Price DPPD dissertation lays groundwork for LAFD strategic plan
By Matthew Kredell
The Los Angeles Fire Department (LAFD) never had a comprehensive strategic plan in its previous 129-year history, until John Drake enrolled in the Doctor of Policy, Planning and Development program at the USC Price School of Public Policy to learn how to effectively design one.
Drake, now an assistant chief for the LAFD, assumed the role of chairman of a strategic planning committee that developed a comprehensive document — resulting from focus group meetings with stakeholders within and outside the department, community stakeholder meetings with all 96 Los Angeles neighborhood councils, and an online survey of L.A. residents.
His professional dissertation “A Public Sector Organizational Change Model: Prioritizing a Community-Focused, Inclusive, and Collaborative Approach to Strategic Planning” formed the basis for the Los Angeles Fire Department: A Safer City 2015-2017 strategic plan.
“The LAFD is an organization that is continually striving for contemporary relevance,” Drake said. “I realized that strategic planning was an effective means to pursue organizational improvement. Ultimately, the ideology behind it was to pursue a collaborative, inclusive and participative approach that offered a progressive shift from standardized LAFD practices.”
Dean Jack. H. Knott highlighted Drake’s real-world impact in his speech at the USC Price commencement ceremony in May.
Prioritizing the community
Drake started for the LAFD as a fire fighter in 1985 and has worked in South Los Angeles, Hollywood, Rampart, Downtown Los Angeles and the San Fernando Valley in his 33 years with the department.
“I have learned a lot about the LAFD over the years, and in that time it became obvious that developing and communicating organizational vision, mission, values, goals and the means to achieve the goals, are paramount to success,” Drake said. “I’m a strong advocate of a service-oriented model that prioritizes the community. If you don’t have a plan, or an organizational road map, direction for our most important resource, our people, will not exist.”
The dissertation outlined eight LAFD organizational goals, along with strategic initiatives to achieve those goals. Organizational goals included:
- Provide exceptional public safety and emergency services
- Implement and capitalize on advanced technologies
- Reduce expenditures and pursue cost-effective solutions
- Enhance qualities of leadership, management and project delivery
- Enhance risk management systems and improve threat assessments
- Strengthen community relationships and enhance community resilience
- Recruit, develop and retain a professional and diverse workforce
- Support business, improve services and develop public-private partnerships.

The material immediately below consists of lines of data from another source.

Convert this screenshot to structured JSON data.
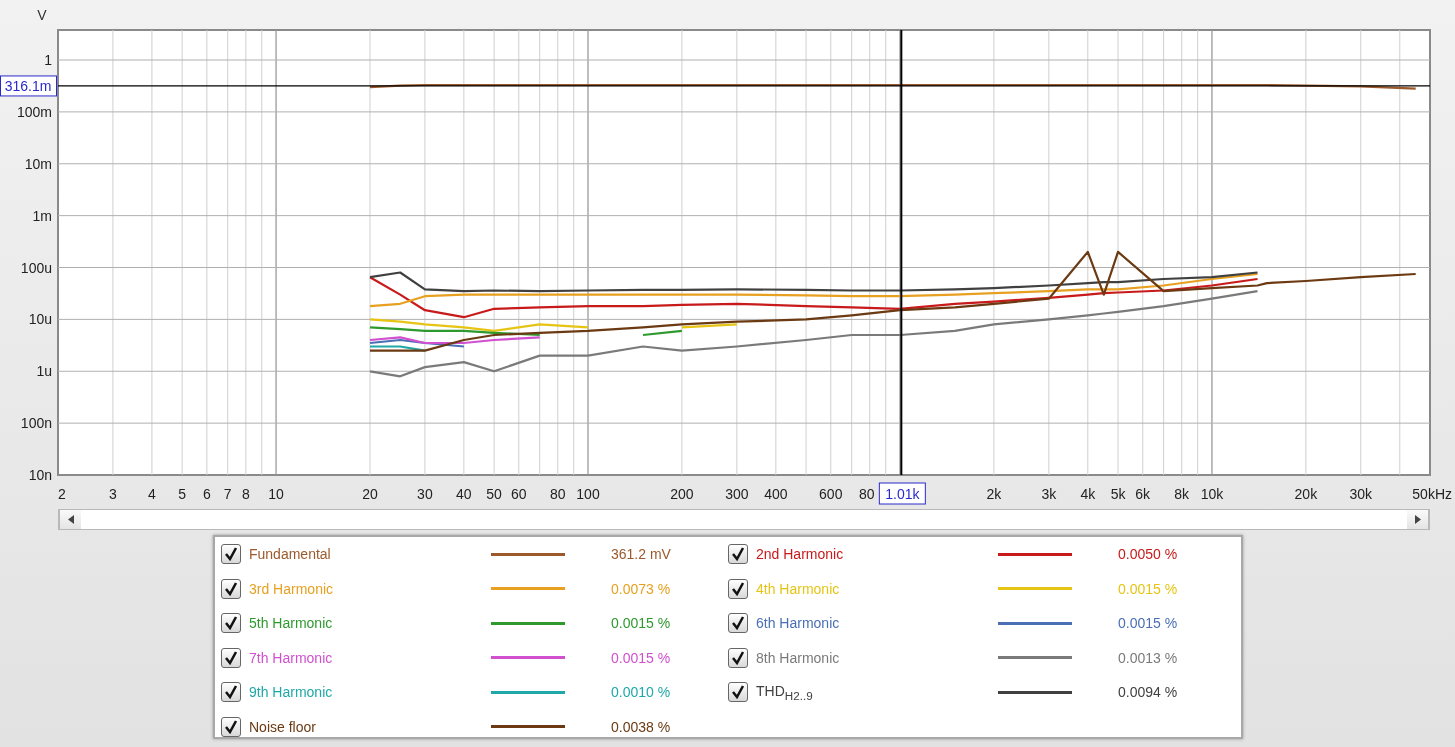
{
  "chart": {
    "y_unit": "V",
    "y_axis_labels": [
      "1",
      "100m",
      "10m",
      "1m",
      "100u",
      "10u",
      "1u",
      "100n",
      "10n"
    ],
    "x_axis_labels": [
      "2",
      "3",
      "4",
      "5",
      "6",
      "7",
      "8",
      "10",
      "20",
      "30",
      "40",
      "50",
      "60",
      "80",
      "100",
      "200",
      "300",
      "400",
      "600",
      "80",
      "2k",
      "3k",
      "4k",
      "5k",
      "6k",
      "8k",
      "10k",
      "20k",
      "30k",
      "50kHz"
    ],
    "cursor": {
      "x_readout": "1.01k",
      "y_readout": "316.1m"
    }
  },
  "legend": {
    "items": [
      {
        "label": "Fundamental",
        "checked": true,
        "color": "#9c5a2c",
        "value": "361.2 mV"
      },
      {
        "label": "2nd Harmonic",
        "checked": true,
        "color": "#c81a1a",
        "value": "0.0050 %"
      },
      {
        "label": "3rd Harmonic",
        "checked": true,
        "color": "#e8a020",
        "value": "0.0073 %"
      },
      {
        "label": "4th Harmonic",
        "checked": true,
        "color": "#e6c414",
        "value": "0.0015 %"
      },
      {
        "label": "5th Harmonic",
        "checked": true,
        "color": "#2e9a2e",
        "value": "0.0015 %"
      },
      {
        "label": "6th Harmonic",
        "checked": true,
        "color": "#4a6fb5",
        "value": "0.0015 %"
      },
      {
        "label": "7th Harmonic",
        "checked": true,
        "color": "#d050d0",
        "value": "0.0015 %"
      },
      {
        "label": "8th Harmonic",
        "checked": true,
        "color": "#7a7a7a",
        "value": "0.0013 %"
      },
      {
        "label": "9th Harmonic",
        "checked": true,
        "color": "#20a8a8",
        "value": "0.0010 %"
      },
      {
        "label": "THD$_{H2..9}$",
        "checked": true,
        "color": "#404040",
        "value": "0.0094 %"
      },
      {
        "label": "Noise floor",
        "checked": true,
        "color": "#6b3a12",
        "value": "0.0038 %"
      }
    ]
  }
}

Los Angeles Mayor Eric Garcetti recognized the work and Fire Chief Ralph M. Terrazas stated that he considered the plan to be “one of the most important documents ever produced by the Department because it will serve as our guide to create the optimal LAFD.” It was also used as the foundation for the 2018-20 plan A Safer City 2.0.
Drake credited his dissertation committee chair, Associate Teaching Professor Deborah Natoli, with helping him through the process of putting together the strategic plan.
“John Drake is an example of a student who used his degree to change public policy and innovate in the practice,” said Natoli, director of the DPPD program at USC Price. “We call it a professional doctorate degree because it’s for people already in leadership roles who come to learn interdisciplinary theories and action research methodologies to implement immediately, enhancing the job they’re already doing for social and policy impact.
While his dissertation already has made an impact in the LAFD, Drake hopes it will have an even wider influence.
“My dissertation committee emphasized the importance of developing a model that other organizations could use,” Drake said. “So the overarching goal here was not just to build a strategic plan for the LAFD, but to construct an organizational change model that could be practically applied in varied public sector settings. It’s a step-by-step process.”